It is a mini-report so that his 55,000 followers on Instagram know what is happening inside “Terra Livre”, the largest indigenous camp in Brazil, convened annually by the original peoples in Brasilia.
In the 18th edition of the conclave, which ended on Thursday, the activists are demonstrating especially against a package of projects from the far-right government Jair Bolsonaro that they consider harmful to their livelihood.
But in addition to mobilizing in rallies, some young Brazilian indigenous people like Samela are betting more and more on social networks, a modern tool that helps them defend their ancestral traditions and amplify the fight for the rights of their peoples, at a time when hundreds of of communities fear for an advance on their lands.
“The indigenous leaders before us had their tools of struggle, their weapons… the youth brings a new tool of resistance that manages to make a great difference for the movement”, explains this 25-year-old ‘influencer’ to AFP.
In her networks, Samela presents herself as an artisan, communicator and digital activist. Originally from Manaus, capital of the state of Amazonas (north), she came to the capital to participate, along with thousands of others, in the camp and in a series of protests.
“Hello, I am Samela and I am in the indigenous camp”, is presented in the video uploaded by the young woman, who wears traditional clothing, a plume of blue feathers on her head, bracelets and earrings with feathers of the same color.
“Come with me and I will show you what is happening (…) We simplify the news”.
When creating content, the young woman seeks to reach her relatives in the village, who still do not fully understand the scope of the bills under discussion in Brasilia, and also other Brazilians and citizens of the world so that they internalize the reality of the indigenous and his “fair fight“, Explain.
Supported by his agribusiness allies in Congress, Bolsonaro is seeking to speed up several bills seen as harmful to indigenous people and the environment, including one that seeks to legalize mining in reserves.
Currently 900,000 indigenous people (0.5% of the population) live in Brazil but their reserves occupy 13% of the vast national territory.
With the same goal as Samela, and also to banish prejudices about indigenous people, Tukumã, a young man from the Pataxõ people, in the south of Bahia (northeast Brazil), chooses Instagram to raise his voice.
“Don’t you think it’s too modern for an indigenous?”, asks Tukumã ironically in one of his latest publications, a video in which he appears with a smartphone case in his hands.
In this way, the young man criticizes the nickname ‘Iphone Indian’, commonly used to delegitimize members of indigenous peoples who use modern technological objects.
“Do we have to stop in time?”, he justifies in the text of the video.
With 172,000 followers, Tukumã, 22, is almost a celebrity within Terra Livre and is stopped at every step by other indigenous people who ask him to take photos.
“Youth is very important in the struggle of the communities.

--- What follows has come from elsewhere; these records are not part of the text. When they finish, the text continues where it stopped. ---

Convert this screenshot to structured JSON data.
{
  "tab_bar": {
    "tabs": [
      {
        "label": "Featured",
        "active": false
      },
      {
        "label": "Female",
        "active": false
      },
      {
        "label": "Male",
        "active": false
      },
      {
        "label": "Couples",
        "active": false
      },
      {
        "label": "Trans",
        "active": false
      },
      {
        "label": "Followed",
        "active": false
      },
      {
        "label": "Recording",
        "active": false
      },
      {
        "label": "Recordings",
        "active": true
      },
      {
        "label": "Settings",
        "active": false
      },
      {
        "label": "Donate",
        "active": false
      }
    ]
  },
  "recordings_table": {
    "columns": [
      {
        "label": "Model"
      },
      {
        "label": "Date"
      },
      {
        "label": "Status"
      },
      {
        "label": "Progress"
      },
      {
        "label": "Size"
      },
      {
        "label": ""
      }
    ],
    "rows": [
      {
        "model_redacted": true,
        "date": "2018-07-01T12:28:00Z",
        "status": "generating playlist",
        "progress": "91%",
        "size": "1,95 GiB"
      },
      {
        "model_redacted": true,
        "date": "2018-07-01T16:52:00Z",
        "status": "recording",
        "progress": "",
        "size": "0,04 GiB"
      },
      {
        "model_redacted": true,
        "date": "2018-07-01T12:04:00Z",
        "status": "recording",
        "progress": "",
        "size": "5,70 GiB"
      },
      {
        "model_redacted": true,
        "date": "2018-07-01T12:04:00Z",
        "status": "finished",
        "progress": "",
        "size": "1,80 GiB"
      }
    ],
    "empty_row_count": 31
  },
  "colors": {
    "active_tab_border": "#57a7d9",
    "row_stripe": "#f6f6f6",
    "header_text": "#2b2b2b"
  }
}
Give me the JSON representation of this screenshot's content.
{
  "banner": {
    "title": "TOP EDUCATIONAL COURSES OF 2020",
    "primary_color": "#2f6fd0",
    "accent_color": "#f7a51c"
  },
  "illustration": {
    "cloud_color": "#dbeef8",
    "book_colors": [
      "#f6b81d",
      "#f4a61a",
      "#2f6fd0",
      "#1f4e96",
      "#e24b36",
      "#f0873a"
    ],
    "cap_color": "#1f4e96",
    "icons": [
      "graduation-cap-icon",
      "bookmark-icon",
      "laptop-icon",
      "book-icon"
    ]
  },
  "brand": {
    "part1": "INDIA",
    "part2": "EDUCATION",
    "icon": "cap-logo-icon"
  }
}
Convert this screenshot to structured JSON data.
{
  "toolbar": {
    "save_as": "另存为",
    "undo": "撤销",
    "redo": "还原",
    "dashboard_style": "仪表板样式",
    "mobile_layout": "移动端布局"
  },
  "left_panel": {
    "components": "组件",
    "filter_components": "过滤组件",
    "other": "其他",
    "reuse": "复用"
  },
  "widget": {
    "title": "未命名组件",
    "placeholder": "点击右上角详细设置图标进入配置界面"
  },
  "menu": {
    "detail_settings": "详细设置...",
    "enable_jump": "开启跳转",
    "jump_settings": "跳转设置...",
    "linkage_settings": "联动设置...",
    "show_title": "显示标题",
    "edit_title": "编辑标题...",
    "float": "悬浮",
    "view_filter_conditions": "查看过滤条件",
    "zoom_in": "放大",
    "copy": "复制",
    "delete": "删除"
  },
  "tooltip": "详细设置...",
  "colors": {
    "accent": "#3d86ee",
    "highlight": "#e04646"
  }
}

In the old days, our elders came to Brasilia to fight for territory, and, without even knowing how to get there, they did”, says Tukumã, who is said to be fighting for the future of the land.

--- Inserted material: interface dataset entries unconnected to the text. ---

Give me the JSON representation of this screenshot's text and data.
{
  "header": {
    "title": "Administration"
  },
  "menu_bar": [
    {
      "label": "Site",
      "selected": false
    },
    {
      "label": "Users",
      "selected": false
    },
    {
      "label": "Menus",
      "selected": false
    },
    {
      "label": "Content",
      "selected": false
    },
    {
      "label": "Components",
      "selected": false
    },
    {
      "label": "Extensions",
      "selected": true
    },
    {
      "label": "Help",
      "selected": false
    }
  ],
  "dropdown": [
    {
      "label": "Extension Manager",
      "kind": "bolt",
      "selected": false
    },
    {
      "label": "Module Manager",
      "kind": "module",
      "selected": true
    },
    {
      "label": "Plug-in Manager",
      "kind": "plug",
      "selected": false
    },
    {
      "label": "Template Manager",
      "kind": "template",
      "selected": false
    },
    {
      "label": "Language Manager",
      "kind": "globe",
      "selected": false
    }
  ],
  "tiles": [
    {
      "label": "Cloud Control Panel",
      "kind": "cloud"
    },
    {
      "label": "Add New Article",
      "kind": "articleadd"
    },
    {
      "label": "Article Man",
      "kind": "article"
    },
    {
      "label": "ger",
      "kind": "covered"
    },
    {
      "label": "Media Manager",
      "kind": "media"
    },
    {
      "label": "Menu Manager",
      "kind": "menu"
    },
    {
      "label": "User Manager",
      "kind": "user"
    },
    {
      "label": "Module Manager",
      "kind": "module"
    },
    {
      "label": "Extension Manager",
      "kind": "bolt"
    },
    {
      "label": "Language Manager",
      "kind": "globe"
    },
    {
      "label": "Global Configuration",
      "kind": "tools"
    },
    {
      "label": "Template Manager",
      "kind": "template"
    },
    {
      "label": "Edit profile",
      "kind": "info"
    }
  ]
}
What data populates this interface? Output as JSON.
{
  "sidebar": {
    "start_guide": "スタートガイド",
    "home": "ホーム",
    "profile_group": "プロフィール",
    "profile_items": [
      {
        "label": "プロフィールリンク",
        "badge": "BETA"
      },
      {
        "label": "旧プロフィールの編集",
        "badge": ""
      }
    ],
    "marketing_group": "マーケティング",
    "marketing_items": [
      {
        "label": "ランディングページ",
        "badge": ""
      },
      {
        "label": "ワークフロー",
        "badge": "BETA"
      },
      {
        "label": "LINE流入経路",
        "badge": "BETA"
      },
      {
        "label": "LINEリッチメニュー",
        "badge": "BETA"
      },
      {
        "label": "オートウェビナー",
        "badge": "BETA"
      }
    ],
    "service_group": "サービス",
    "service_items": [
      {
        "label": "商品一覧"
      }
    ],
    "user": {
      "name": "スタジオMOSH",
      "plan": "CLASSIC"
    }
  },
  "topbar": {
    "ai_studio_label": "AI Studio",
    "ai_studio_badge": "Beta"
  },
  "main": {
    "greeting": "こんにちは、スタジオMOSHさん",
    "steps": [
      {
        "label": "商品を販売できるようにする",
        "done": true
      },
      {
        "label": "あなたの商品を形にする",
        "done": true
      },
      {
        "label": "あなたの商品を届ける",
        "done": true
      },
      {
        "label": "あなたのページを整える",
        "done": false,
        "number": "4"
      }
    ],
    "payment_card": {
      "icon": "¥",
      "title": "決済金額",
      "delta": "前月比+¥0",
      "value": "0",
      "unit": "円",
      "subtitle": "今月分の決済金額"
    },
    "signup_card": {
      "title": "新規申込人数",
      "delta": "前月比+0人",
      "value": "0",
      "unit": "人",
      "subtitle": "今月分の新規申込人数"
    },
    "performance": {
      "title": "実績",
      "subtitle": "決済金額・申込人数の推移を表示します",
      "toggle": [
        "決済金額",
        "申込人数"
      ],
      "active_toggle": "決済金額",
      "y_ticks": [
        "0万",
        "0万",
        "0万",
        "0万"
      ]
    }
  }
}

“Today we have technology in our favor, we managed to reach the world and we are doing that: bringing technology in our favor so that it becomes a fighting tool”.